ABOUT THIS TASK> For the records shown below, return an exact copy that excludes the pictures.

GIVEN DATA>
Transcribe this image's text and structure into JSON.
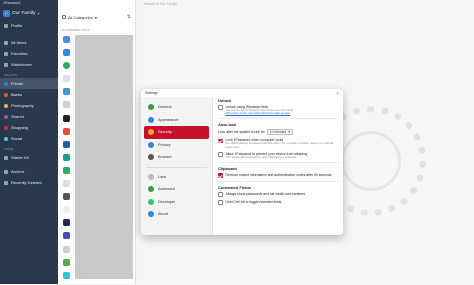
{
  "app": {
    "title": "1Password"
  },
  "sidebar": {
    "vault": {
      "name": "Our Family",
      "initial": "F"
    },
    "profile": "Profile",
    "all_items": "All Items",
    "favorites": "Favorites",
    "watchtower": "Watchtower",
    "vaults_header": "VAULTS",
    "vaults": [
      "Private",
      "Banks",
      "Photography",
      "Shared",
      "Shopping",
      "Social"
    ],
    "tags_header": "TAGS",
    "tags": [
      "Starter Kit"
    ],
    "archive": "Archive",
    "recently_deleted": "Recently Deleted"
  },
  "list": {
    "category": "All Categories",
    "month": "NOVEMBER 2023"
  },
  "search": {
    "placeholder": "Search in Our Family"
  },
  "dialog": {
    "title": "Settings",
    "nav": [
      "General",
      "Appearance",
      "Security",
      "Privacy",
      "Browser",
      "Labs",
      "Advanced",
      "Developer",
      "About"
    ],
    "selected_nav": "Security",
    "unlock": {
      "title": "Unlock",
      "windows_hello": "Unlock using Windows Hello",
      "windows_hello_sub": "You need to set up Windows Hello before you can unlock",
      "windows_hello_link": "1Password. Learn more about Windows Hello security"
    },
    "autolock": {
      "title": "Auto-lock",
      "lock_after": "Lock after the system is idle for",
      "minutes": "10 minutes",
      "lock_on_lock": "Lock 1Password when computer locks",
      "lock_on_lock_sub": "For added security, 1Password will lock when your computer is locked, sleeps, or is left idle. Learn more.",
      "allow_sleep": "Allow 1Password to prevent your device from sleeping",
      "allow_sleep_sub": "Your device will remain active while 1Password is unlocked."
    },
    "clipboard": {
      "title": "Clipboard",
      "remove": "Remove copied information and authentication codes after 90 seconds"
    },
    "concealed": {
      "title": "Concealed Fields",
      "always_show": "Always show passwords and full credit card numbers",
      "hold_ctrl": "Hold Ctrl+Alt to toggle revealed fields"
    }
  }
}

TASK SOLUTION>
Transcribe this image's text and structure into JSON.
{
  "app": {
    "title": "1Password"
  },
  "sidebar": {
    "vault": {
      "name": "Our Family",
      "initial": "F"
    },
    "profile": "Profile",
    "all_items": "All Items",
    "favorites": "Favorites",
    "watchtower": "Watchtower",
    "vaults_header": "VAULTS",
    "vaults": [
      "Private",
      "Banks",
      "Photography",
      "Shared",
      "Shopping",
      "Social"
    ],
    "tags_header": "TAGS",
    "tags": [
      "Starter Kit"
    ],
    "archive": "Archive",
    "recently_deleted": "Recently Deleted"
  },
  "list": {
    "category": "All Categories",
    "month": "NOVEMBER 2023"
  },
  "search": {
    "placeholder": "Search in Our Family"
  },
  "dialog": {
    "title": "Settings",
    "nav": [
      "General",
      "Appearance",
      "Security",
      "Privacy",
      "Browser",
      "Labs",
      "Advanced",
      "Developer",
      "About"
    ],
    "selected_nav": "Security",
    "unlock": {
      "title": "Unlock",
      "windows_hello": "Unlock using Windows Hello",
      "windows_hello_sub": "You need to set up Windows Hello before you can unlock",
      "windows_hello_link": "1Password. Learn more about Windows Hello security"
    },
    "autolock": {
      "title": "Auto-lock",
      "lock_after": "Lock after the system is idle for",
      "minutes": "10 minutes",
      "lock_on_lock": "Lock 1Password when computer locks",
      "lock_on_lock_sub": "For added security, 1Password will lock when your computer is locked, sleeps, or is left idle. Learn more.",
      "allow_sleep": "Allow 1Password to prevent your device from sleeping",
      "allow_sleep_sub": "Your device will remain active while 1Password is unlocked."
    },
    "clipboard": {
      "title": "Clipboard",
      "remove": "Remove copied information and authentication codes after 90 seconds"
    },
    "concealed": {
      "title": "Concealed Fields",
      "always_show": "Always show passwords and full credit card numbers",
      "hold_ctrl": "Hold Ctrl+Alt to toggle revealed fields"
    }
  }
}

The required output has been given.